OK... enough of the romanticism about blood. I feel enough like a vampire as it is. On to other stuff.

Today during lunch I went through the two bookstores; BN and the church bookstore. My one positive to covering both clinics is that, smack in between is a BN and an LDS bookstore. I hadn't set foot in a BN since before Christmas, and the last time I was at the LDS bookstore would have to be the same, but I haven't bought anything there since last October's conference. I made up for it though. I bought 6 books there, plus magazines and a framed art piece at BN that was regularly $35 but with discounts and sales it was only $7.50. It's really beautiful; a comet shooting across the sky over Stonehenge. Very cool indeed.

I had to be really selective about what books I read now. Since I'm trying to work out more, I'm bringing stuff "to do" during the workouts. I usually do the bikes and the treadmill, and have to keep my mind occupied so I don't feel so much like I'm "working out" but just enjoying myself. I've found myself bringing four things with me: my Tazmanian Devil key with the chip to unlock the gym; a book, my iPod ear buds because they have TVs attached to each piece of equipment (except for weights, of course) and a bottle of water. I do look odd in there, with ear bugs on attached to a television that I listen to, but don't really watch because I am too busy reading what's going on to Stephanie Plum, and yet I can tell you who she's hunting as well as what Paula Deen prepared on her show.
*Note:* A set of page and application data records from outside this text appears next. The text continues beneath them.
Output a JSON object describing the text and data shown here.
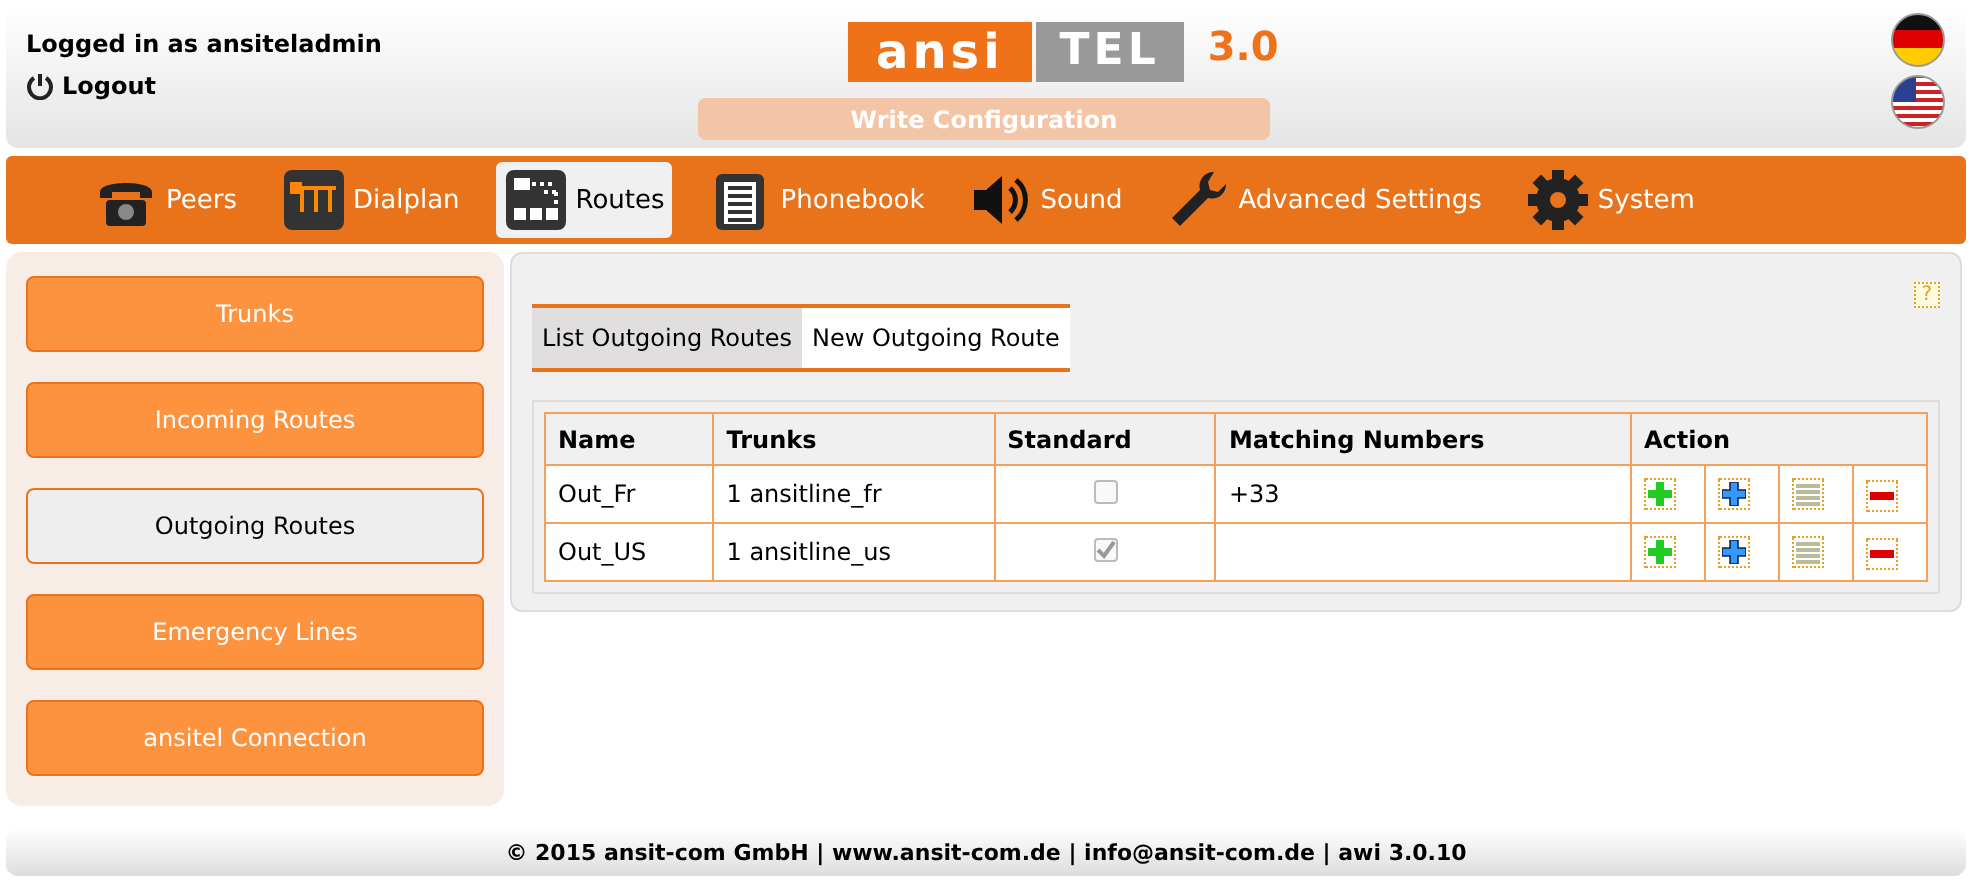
{
  "header": {
    "user_label": "Logged in as ansiteladmin",
    "logout": "Logout",
    "logo": {
      "part_1": "ansi",
      "part_2": "TEL",
      "version": "3.0"
    },
    "write_button": "Write Configuration",
    "languages": [
      {
        "kind": "de"
      },
      {
        "kind": "us"
      }
    ]
  },
  "nav": [
    {
      "label": "Peers",
      "kind": "phone",
      "selected": false
    },
    {
      "label": "Dialplan",
      "kind": "dialplan",
      "selected": false
    },
    {
      "label": "Routes",
      "kind": "routes",
      "selected": true
    },
    {
      "label": "Phonebook",
      "kind": "book",
      "selected": false
    },
    {
      "label": "Sound",
      "kind": "sound",
      "selected": false
    },
    {
      "label": "Advanced Settings",
      "kind": "wrench",
      "selected": false
    },
    {
      "label": "System",
      "kind": "gear",
      "selected": false
    }
  ],
  "sidebar": {
    "items": [
      {
        "label": "Trunks",
        "selected": false
      },
      {
        "label": "Incoming Routes",
        "selected": false
      },
      {
        "label": "Outgoing Routes",
        "selected": true
      },
      {
        "label": "Emergency Lines",
        "selected": false
      },
      {
        "label": "ansitel Connection",
        "selected": false
      }
    ]
  },
  "help": "?",
  "tabs": [
    {
      "label": "List Outgoing Routes",
      "selected": true
    },
    {
      "label": "New Outgoing Route",
      "selected": false
    }
  ],
  "table": {
    "columns": [
      "Name",
      "Trunks",
      "Standard",
      "Matching Numbers",
      "Action"
    ],
    "rows": [
      {
        "name": "Out_Fr",
        "trunks": "1 ansitline_fr",
        "standard": false,
        "matching": "+33",
        "actions": [
          {
            "kind": "add"
          },
          {
            "kind": "copy"
          },
          {
            "kind": "list"
          },
          {
            "kind": "delete"
          }
        ]
      },
      {
        "name": "Out_US",
        "trunks": "1 ansitline_us",
        "standard": true,
        "actions": [
          {
            "kind": "add"
          },
          {
            "kind": "copy"
          },
          {
            "kind": "list"
          },
          {
            "kind": "delete"
          }
        ]
      }
    ]
  },
  "footer": "© 2015 ansit-com GmbH | www.ansit-com.de | info@ansit-com.de | awi 3.0.10"
}
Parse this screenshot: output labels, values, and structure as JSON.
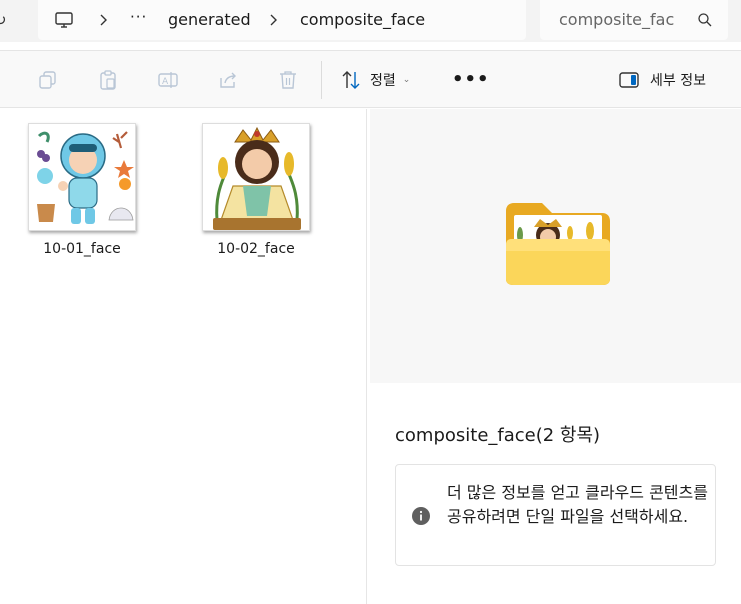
{
  "address_bar": {
    "breadcrumbs": [
      "generated",
      "composite_face"
    ],
    "more_label": "···"
  },
  "search": {
    "value": "composite_fac"
  },
  "toolbar": {
    "sort_label": "정렬",
    "more_label": "•••",
    "details_label": "세부 정보"
  },
  "files": [
    {
      "name": "10-01_face"
    },
    {
      "name": "10-02_face"
    }
  ],
  "details": {
    "title": "composite_face(2 항목)",
    "info_text": "더 많은 정보를 얻고 클라우드 콘텐츠를 공유하려면 단일 파일을 선택하세요."
  },
  "colors": {
    "accent": "#0067c0",
    "folder": "#f7c948",
    "toolbar_bg": "#f9f9f9",
    "address_bg": "#f3f3f3"
  }
}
I've only been working out for a few weeks now, and although I don't have a scale to track my progress per se, I am noticing a difference. I do tend to eat less, and I feel lighter in general. I've also learned a few things, the most important being not to watch Food Network while you're working out, and to learn to stretch more to increase flexibility.
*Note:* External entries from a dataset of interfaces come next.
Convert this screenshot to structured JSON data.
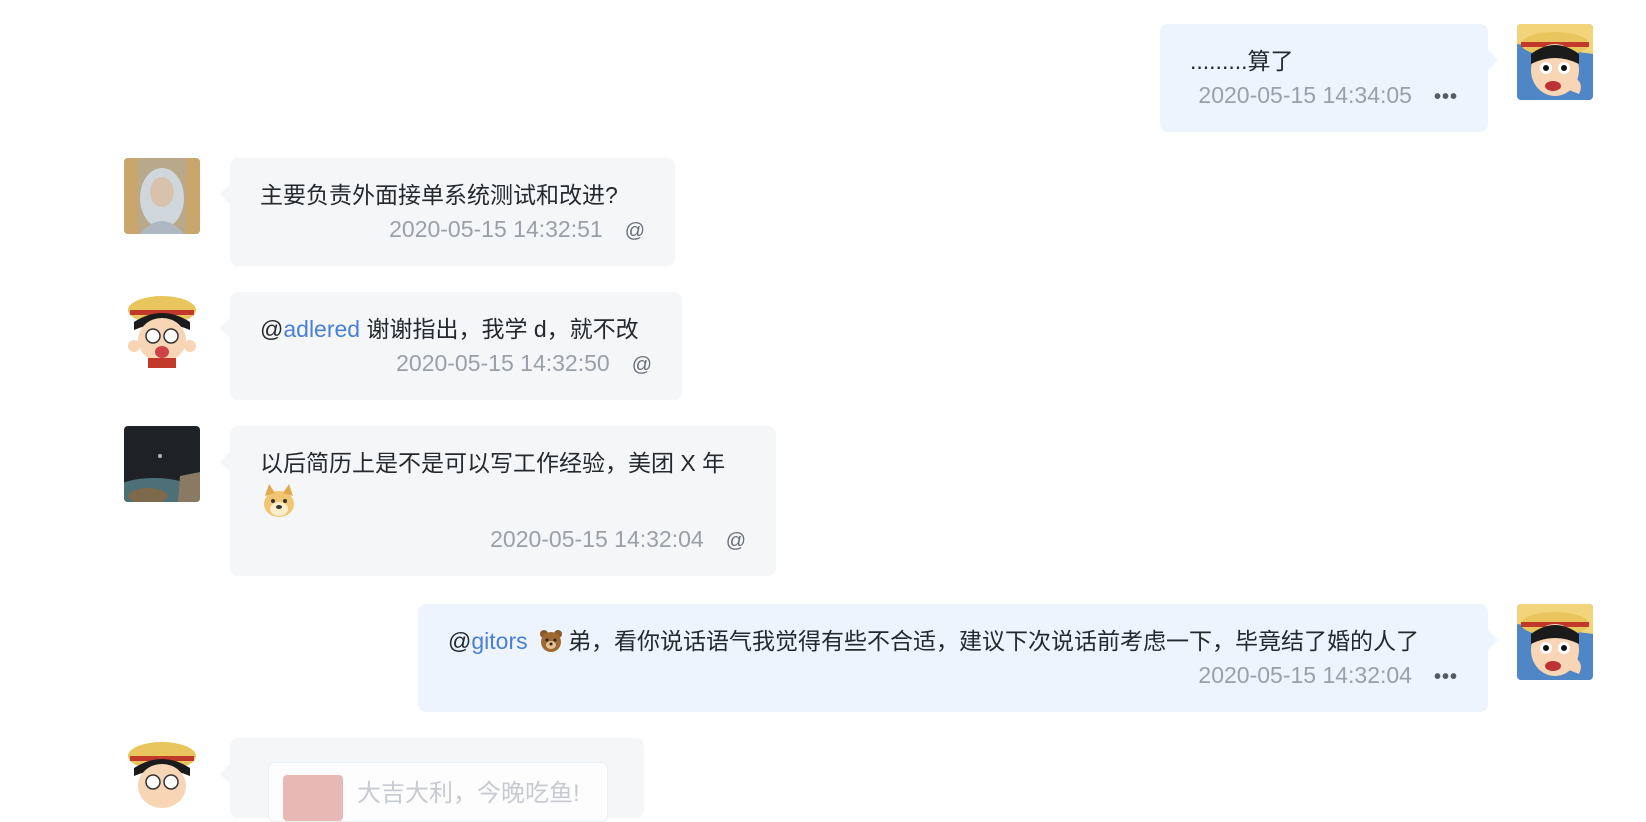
{
  "messages": [
    {
      "side": "right",
      "text": ".........算了",
      "time": "2020-05-15 14:34:05",
      "action": "•••"
    },
    {
      "side": "left",
      "text": "主要负责外面接单系统测试和改进?",
      "time": "2020-05-15 14:32:51",
      "action": "@"
    },
    {
      "side": "left",
      "mention": "adlered",
      "text": "谢谢指出，我学 d，就不改",
      "time": "2020-05-15 14:32:50",
      "action": "@"
    },
    {
      "side": "left",
      "text": "以后简历上是不是可以写工作经验，美团 X 年",
      "time": "2020-05-15 14:32:04",
      "action": "@",
      "emoji": "doge-emoji"
    },
    {
      "side": "right",
      "mention": "gitors",
      "text": "弟，看你说话语气我觉得有些不合适，建议下次说话前考虑一下，毕竟结了婚的人了",
      "time": "2020-05-15 14:32:04",
      "action": "•••",
      "emoji": "bear-emoji"
    },
    {
      "side": "left",
      "red_packet_text": "大吉大利，今晚吃鱼!"
    }
  ],
  "at_symbol": "@",
  "colors": {
    "left_bubble": "#f5f6f8",
    "right_bubble": "#edf4fd",
    "mention": "#4a7fd8",
    "meta": "#9aa0a8"
  }
}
Well, enough yammering on my part. Time to start working and writing!

Friday, January 16, 2009

Yes, Virginia, Chivarly ISN'T Dead!

I had an interesting encounter on the bus yesterday. Being my lazy self (that's what happens when I only get one day off in a week) I jumped on the absolutely last bus I could without having to drive to work. Needless to say, there were 20 people ahead of me in line already, and the bus looked already to capacity with other folks who couldn't shake off the humpday sleep and opted to come to work late. Wearily I ascended the stairs of the bus only to, surely enough, get stuck standing smack-dab in the middle of the bus.
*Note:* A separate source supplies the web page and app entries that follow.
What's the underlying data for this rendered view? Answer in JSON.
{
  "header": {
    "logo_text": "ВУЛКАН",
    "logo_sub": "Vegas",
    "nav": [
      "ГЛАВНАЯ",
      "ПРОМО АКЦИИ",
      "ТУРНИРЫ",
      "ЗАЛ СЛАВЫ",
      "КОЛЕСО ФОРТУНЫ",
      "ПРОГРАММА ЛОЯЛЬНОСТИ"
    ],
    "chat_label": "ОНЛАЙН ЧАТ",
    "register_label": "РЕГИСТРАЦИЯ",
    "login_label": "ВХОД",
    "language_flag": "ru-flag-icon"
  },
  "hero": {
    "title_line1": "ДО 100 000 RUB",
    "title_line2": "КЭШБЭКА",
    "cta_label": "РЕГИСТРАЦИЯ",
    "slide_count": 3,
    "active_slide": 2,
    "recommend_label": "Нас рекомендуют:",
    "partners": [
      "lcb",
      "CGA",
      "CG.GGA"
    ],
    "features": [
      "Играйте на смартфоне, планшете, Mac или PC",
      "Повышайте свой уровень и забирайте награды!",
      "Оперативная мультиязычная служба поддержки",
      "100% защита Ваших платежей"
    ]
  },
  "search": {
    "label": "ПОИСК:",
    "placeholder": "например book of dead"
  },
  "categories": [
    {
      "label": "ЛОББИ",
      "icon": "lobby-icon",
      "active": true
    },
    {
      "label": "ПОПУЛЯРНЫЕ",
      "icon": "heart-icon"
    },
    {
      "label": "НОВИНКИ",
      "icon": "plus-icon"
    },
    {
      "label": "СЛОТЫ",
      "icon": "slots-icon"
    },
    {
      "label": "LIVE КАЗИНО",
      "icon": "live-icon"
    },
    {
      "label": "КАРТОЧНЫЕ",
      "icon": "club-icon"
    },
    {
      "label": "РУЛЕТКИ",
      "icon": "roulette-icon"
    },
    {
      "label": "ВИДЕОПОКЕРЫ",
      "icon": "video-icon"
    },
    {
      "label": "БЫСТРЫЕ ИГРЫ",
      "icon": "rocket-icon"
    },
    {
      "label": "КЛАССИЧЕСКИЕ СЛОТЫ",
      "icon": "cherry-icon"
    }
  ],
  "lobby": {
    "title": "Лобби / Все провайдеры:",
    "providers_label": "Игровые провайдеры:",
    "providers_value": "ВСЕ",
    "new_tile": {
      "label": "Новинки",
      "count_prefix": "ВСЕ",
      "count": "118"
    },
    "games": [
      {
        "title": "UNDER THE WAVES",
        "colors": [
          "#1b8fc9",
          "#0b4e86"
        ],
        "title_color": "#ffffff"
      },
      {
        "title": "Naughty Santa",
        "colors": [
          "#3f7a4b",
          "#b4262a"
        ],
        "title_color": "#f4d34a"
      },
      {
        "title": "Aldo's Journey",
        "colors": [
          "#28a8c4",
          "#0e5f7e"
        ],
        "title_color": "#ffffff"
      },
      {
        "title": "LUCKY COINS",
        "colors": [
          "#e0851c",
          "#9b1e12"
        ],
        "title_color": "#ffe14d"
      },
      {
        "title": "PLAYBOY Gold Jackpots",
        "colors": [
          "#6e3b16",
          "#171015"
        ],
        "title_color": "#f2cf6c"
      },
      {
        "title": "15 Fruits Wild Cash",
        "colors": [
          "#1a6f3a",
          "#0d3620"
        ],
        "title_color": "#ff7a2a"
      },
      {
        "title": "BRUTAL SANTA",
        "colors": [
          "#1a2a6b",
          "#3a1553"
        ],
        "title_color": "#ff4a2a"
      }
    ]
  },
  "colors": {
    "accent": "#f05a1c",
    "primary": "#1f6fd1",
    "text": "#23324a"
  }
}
As I sighed and began to load my purse and backpack into the overhead cargo, a man (probably 45-ish) stood up from his chair and insisted I take his seat! I wasn't sure if I should be shocked by this generosity, or appalled that he likely thought I was pregnant and need to seriously lose some weight! Either way, I was moved.

It reminded me of my dating days. Growing up ultra-lib, I never expected men to hold doors for me (to buildings or to cars) or any of the other subtleties of chivalry. You can ask my husband about racing him to the car so he couldn't open the door. And it wasn't just me that had this problem: I lost count of how many girls have raced my husband or any male to the car door so they don't open it.

It gave me inspiration, and an idea of sorts: What about a dating book, not on how to get a date, but how to ACT on the date? What are the do's and don'ts that I can pass on from my own insane dating experiences?

So that is the new project of mine: To write like no other. At least this time it's not fiction (which, btw, is still in the works).